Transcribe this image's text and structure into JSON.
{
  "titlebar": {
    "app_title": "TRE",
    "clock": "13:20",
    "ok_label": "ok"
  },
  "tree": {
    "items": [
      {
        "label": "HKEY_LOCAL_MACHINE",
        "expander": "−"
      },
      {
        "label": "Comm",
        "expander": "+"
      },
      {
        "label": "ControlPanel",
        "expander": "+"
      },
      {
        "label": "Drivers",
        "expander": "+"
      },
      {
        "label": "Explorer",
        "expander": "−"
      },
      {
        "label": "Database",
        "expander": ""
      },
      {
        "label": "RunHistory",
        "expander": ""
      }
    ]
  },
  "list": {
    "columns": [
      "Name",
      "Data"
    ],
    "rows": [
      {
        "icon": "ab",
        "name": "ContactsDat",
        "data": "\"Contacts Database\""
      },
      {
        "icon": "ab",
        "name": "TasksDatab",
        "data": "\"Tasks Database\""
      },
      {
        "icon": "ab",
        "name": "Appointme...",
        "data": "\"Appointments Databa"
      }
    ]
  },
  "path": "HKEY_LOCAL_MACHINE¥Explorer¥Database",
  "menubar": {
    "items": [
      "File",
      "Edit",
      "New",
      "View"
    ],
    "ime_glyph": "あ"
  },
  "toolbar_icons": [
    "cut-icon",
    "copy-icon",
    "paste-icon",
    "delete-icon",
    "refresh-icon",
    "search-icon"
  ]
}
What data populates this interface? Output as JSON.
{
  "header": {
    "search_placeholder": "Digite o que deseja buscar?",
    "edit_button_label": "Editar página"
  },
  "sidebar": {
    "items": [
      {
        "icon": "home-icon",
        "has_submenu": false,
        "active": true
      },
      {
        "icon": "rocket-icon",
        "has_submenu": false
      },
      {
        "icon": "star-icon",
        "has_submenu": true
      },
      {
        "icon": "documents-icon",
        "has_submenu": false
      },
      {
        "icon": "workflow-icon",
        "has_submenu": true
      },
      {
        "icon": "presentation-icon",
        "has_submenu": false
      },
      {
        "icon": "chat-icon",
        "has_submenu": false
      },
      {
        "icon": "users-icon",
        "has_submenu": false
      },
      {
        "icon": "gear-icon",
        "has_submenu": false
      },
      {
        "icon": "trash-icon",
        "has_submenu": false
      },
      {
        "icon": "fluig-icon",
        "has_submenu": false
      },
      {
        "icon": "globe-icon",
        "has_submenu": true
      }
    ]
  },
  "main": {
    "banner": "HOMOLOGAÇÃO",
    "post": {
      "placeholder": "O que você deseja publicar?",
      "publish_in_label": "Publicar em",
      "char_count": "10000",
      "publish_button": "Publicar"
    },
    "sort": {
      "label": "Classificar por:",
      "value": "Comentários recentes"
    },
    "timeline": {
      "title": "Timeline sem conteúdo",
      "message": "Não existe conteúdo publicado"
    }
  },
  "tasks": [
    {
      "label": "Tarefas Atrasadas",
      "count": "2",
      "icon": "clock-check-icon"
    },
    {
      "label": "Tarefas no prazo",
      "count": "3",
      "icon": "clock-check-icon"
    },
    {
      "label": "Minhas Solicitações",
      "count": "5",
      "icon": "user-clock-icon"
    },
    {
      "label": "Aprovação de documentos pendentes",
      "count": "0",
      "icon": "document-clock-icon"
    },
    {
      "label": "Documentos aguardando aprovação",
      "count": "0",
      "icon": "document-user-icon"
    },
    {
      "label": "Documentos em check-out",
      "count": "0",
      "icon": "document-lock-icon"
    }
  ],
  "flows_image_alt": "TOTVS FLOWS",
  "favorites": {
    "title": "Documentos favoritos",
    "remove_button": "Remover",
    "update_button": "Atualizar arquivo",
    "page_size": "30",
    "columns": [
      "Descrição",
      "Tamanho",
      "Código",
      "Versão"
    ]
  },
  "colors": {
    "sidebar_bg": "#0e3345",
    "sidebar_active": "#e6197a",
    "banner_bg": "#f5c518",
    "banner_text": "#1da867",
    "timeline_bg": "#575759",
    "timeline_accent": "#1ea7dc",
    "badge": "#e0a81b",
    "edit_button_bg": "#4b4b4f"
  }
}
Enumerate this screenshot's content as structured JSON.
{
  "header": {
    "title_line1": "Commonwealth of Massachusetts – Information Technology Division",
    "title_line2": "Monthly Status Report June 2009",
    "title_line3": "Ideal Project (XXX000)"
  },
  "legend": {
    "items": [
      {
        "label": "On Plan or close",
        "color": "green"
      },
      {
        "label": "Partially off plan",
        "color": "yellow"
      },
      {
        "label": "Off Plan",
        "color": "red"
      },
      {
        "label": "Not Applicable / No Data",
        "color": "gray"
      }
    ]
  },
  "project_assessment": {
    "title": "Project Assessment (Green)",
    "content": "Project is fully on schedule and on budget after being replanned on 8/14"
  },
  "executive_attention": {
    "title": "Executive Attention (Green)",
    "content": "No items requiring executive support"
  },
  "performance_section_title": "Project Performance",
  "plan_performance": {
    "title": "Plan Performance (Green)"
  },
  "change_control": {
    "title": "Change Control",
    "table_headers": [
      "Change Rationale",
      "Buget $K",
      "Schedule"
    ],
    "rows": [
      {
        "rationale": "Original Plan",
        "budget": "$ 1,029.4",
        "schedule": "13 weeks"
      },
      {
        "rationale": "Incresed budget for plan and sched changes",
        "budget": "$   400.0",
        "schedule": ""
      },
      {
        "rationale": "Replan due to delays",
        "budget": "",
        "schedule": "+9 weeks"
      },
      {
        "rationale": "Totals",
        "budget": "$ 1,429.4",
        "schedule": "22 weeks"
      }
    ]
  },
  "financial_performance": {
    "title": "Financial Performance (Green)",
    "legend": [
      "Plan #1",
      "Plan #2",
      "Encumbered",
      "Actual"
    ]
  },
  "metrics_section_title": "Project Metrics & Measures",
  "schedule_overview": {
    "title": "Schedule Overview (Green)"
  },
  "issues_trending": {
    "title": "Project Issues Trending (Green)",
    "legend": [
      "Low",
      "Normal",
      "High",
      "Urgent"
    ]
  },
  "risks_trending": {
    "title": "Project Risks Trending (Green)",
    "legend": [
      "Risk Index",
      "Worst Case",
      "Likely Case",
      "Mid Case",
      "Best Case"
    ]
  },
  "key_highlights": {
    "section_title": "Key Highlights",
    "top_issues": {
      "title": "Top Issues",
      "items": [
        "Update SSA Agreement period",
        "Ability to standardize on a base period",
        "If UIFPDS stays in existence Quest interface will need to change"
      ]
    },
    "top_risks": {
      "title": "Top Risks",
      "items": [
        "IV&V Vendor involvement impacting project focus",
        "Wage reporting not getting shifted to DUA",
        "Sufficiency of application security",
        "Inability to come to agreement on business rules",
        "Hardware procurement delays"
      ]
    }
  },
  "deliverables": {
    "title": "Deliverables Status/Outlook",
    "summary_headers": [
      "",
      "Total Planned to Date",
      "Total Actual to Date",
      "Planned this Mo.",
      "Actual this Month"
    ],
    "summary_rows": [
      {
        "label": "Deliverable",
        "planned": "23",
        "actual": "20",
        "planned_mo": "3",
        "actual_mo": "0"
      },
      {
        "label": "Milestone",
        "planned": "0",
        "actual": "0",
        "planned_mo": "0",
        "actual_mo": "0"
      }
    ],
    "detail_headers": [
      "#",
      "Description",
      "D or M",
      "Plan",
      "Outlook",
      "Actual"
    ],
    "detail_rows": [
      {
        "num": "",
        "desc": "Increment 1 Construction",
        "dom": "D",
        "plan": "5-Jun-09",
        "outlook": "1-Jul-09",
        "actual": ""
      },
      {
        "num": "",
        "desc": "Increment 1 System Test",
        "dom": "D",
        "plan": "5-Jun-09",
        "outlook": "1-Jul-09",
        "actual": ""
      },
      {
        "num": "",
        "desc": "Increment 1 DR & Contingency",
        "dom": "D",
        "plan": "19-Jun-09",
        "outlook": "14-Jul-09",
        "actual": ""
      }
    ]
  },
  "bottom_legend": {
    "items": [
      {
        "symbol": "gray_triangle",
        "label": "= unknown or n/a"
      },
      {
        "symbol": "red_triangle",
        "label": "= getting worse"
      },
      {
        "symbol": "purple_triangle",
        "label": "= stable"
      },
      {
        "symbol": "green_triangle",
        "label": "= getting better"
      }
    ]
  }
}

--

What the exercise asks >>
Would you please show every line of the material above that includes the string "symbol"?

Answer section >>
        "symbol": "gray_triangle",
        "symbol": "red_triangle",
        "symbol": "purple_triangle",
        "symbol": "green_triangle",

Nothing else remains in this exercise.